# [What the exercise asks]
Each line of the listing below should be restated word for word.

# [Exercise materials]

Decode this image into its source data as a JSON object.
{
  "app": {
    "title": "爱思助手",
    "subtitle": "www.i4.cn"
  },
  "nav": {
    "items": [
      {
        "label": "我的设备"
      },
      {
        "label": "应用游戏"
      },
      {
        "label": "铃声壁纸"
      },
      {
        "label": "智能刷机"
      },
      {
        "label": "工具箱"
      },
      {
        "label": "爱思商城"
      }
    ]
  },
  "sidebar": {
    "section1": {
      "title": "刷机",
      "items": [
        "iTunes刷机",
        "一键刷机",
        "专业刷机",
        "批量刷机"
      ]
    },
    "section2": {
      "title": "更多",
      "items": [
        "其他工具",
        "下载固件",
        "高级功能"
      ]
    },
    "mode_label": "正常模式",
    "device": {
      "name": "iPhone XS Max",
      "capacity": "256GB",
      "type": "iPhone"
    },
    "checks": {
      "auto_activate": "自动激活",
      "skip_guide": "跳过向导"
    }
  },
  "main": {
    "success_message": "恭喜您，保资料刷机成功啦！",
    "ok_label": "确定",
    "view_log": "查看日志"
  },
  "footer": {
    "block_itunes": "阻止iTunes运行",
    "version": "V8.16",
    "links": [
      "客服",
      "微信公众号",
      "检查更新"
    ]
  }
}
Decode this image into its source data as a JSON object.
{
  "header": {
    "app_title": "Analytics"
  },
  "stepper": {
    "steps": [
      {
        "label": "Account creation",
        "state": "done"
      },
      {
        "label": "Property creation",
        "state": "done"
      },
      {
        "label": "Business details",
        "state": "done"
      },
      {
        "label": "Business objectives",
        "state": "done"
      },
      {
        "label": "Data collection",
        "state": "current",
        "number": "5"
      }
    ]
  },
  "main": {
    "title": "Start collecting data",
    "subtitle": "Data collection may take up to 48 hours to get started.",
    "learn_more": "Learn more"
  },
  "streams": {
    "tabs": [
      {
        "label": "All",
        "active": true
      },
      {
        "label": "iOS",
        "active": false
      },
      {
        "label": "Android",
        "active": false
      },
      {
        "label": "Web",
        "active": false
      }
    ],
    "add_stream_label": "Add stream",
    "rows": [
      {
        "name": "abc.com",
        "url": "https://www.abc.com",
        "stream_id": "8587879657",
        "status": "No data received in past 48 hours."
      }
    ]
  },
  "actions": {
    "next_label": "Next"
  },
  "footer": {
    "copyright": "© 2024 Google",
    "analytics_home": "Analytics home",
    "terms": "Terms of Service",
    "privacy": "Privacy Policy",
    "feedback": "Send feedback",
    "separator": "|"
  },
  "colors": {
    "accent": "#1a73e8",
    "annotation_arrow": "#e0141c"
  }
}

# [Answer box]
Decode this image into its source data as a JSON object.
{
  "app": {
    "title": "爱思助手",
    "subtitle": "www.i4.cn"
  },
  "nav": {
    "items": [
      {
        "label": "我的设备"
      },
      {
        "label": "应用游戏"
      },
      {
        "label": "铃声壁纸"
      },
      {
        "label": "智能刷机"
      },
      {
        "label": "工具箱"
      },
      {
        "label": "爱思商城"
      }
    ]
  },
  "sidebar": {
    "section1": {
      "title": "刷机",
      "items": [
        "iTunes刷机",
        "一键刷机",
        "专业刷机",
        "批量刷机"
      ]
    },
    "section2": {
      "title": "更多",
      "items": [
        "其他工具",
        "下载固件",
        "高级功能"
      ]
    },
    "mode_label": "正常模式",
    "device": {
      "name": "iPhone XS Max",
      "capacity": "256GB",
      "type": "iPhone"
    },
    "checks": {
      "auto_activate": "自动激活",
      "skip_guide": "跳过向导"
    }
  },
  "main": {
    "success_message": "恭喜您，保资料刷机成功啦！",
    "ok_label": "确定",
    "view_log": "查看日志"
  },
  "footer": {
    "block_itunes": "阻止iTunes运行",
    "version": "V8.16",
    "links": [
      "客服",
      "微信公众号",
      "检查更新"
    ]
  }
}
Decode this image into its source data as a JSON object.
{
  "header": {
    "app_title": "Analytics"
  },
  "stepper": {
    "steps": [
      {
        "label": "Account creation",
        "state": "done"
      },
      {
        "label": "Property creation",
        "state": "done"
      },
      {
        "label": "Business details",
        "state": "done"
      },
      {
        "label": "Business objectives",
        "state": "done"
      },
      {
        "label": "Data collection",
        "state": "current",
        "number": "5"
      }
    ]
  },
  "main": {
    "title": "Start collecting data",
    "subtitle": "Data collection may take up to 48 hours to get started.",
    "learn_more": "Learn more"
  },
  "streams": {
    "tabs": [
      {
        "label": "All",
        "active": true
      },
      {
        "label": "iOS",
        "active": false
      },
      {
        "label": "Android",
        "active": false
      },
      {
        "label": "Web",
        "active": false
      }
    ],
    "add_stream_label": "Add stream",
    "rows": [
      {
        "name": "abc.com",
        "url": "https://www.abc.com",
        "stream_id": "8587879657",
        "status": "No data received in past 48 hours."
      }
    ]
  },
  "actions": {
    "next_label": "Next"
  },
  "footer": {
    "copyright": "© 2024 Google",
    "analytics_home": "Analytics home",
    "terms": "Terms of Service",
    "privacy": "Privacy Policy",
    "feedback": "Send feedback",
    "separator": "|"
  },
  "colors": {
    "accent": "#1a73e8",
    "annotation_arrow": "#e0141c"
  }
}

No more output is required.